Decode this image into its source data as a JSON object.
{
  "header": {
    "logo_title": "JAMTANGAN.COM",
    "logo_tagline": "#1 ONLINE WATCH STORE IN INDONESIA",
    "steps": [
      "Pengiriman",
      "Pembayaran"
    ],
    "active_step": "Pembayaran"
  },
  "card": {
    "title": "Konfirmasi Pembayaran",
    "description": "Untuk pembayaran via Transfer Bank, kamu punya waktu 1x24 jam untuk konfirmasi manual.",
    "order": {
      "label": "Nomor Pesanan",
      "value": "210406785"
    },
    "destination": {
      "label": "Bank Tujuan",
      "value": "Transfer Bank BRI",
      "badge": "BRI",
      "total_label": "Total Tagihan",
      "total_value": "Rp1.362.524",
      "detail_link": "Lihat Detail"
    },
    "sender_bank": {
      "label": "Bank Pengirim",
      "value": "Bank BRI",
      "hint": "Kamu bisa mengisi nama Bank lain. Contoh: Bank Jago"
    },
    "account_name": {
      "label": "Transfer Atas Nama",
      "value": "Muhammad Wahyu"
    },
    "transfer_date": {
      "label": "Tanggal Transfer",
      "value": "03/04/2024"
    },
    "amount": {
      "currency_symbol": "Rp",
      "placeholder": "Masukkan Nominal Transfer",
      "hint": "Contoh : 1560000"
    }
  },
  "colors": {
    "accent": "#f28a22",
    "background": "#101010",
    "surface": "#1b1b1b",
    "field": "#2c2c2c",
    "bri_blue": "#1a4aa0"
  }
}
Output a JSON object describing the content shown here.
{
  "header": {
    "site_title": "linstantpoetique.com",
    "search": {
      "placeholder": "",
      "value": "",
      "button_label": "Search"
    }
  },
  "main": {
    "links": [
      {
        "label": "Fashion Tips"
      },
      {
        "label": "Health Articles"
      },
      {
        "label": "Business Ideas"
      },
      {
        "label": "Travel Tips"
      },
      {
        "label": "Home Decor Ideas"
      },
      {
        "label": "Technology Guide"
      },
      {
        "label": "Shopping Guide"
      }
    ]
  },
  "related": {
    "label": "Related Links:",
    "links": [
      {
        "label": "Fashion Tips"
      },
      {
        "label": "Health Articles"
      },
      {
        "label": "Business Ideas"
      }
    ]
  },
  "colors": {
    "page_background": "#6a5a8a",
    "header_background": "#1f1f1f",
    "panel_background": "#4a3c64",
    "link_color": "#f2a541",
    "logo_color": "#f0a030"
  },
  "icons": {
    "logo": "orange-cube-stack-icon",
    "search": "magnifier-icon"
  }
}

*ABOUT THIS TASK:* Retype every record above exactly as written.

*YOUR SOLUTION:*
Decode this image into its source data as a JSON object.
{
  "header": {
    "logo_title": "JAMTANGAN.COM",
    "logo_tagline": "#1 ONLINE WATCH STORE IN INDONESIA",
    "steps": [
      "Pengiriman",
      "Pembayaran"
    ],
    "active_step": "Pembayaran"
  },
  "card": {
    "title": "Konfirmasi Pembayaran",
    "description": "Untuk pembayaran via Transfer Bank, kamu punya waktu 1x24 jam untuk konfirmasi manual.",
    "order": {
      "label": "Nomor Pesanan",
      "value": "210406785"
    },
    "destination": {
      "label": "Bank Tujuan",
      "value": "Transfer Bank BRI",
      "badge": "BRI",
      "total_label": "Total Tagihan",
      "total_value": "Rp1.362.524",
      "detail_link": "Lihat Detail"
    },
    "sender_bank": {
      "label": "Bank Pengirim",
      "value": "Bank BRI",
      "hint": "Kamu bisa mengisi nama Bank lain. Contoh: Bank Jago"
    },
    "account_name": {
      "label": "Transfer Atas Nama",
      "value": "Muhammad Wahyu"
    },
    "transfer_date": {
      "label": "Tanggal Transfer",
      "value": "03/04/2024"
    },
    "amount": {
      "currency_symbol": "Rp",
      "placeholder": "Masukkan Nominal Transfer",
      "hint": "Contoh : 1560000"
    }
  },
  "colors": {
    "accent": "#f28a22",
    "background": "#101010",
    "surface": "#1b1b1b",
    "field": "#2c2c2c",
    "bri_blue": "#1a4aa0"
  }
}
Output a JSON object describing the content shown here.
{
  "header": {
    "site_title": "linstantpoetique.com",
    "search": {
      "placeholder": "",
      "value": "",
      "button_label": "Search"
    }
  },
  "main": {
    "links": [
      {
        "label": "Fashion Tips"
      },
      {
        "label": "Health Articles"
      },
      {
        "label": "Business Ideas"
      },
      {
        "label": "Travel Tips"
      },
      {
        "label": "Home Decor Ideas"
      },
      {
        "label": "Technology Guide"
      },
      {
        "label": "Shopping Guide"
      }
    ]
  },
  "related": {
    "label": "Related Links:",
    "links": [
      {
        "label": "Fashion Tips"
      },
      {
        "label": "Health Articles"
      },
      {
        "label": "Business Ideas"
      }
    ]
  },
  "colors": {
    "page_background": "#6a5a8a",
    "header_background": "#1f1f1f",
    "panel_background": "#4a3c64",
    "link_color": "#f2a541",
    "logo_color": "#f0a030"
  },
  "icons": {
    "logo": "orange-cube-stack-icon",
    "search": "magnifier-icon"
  }
}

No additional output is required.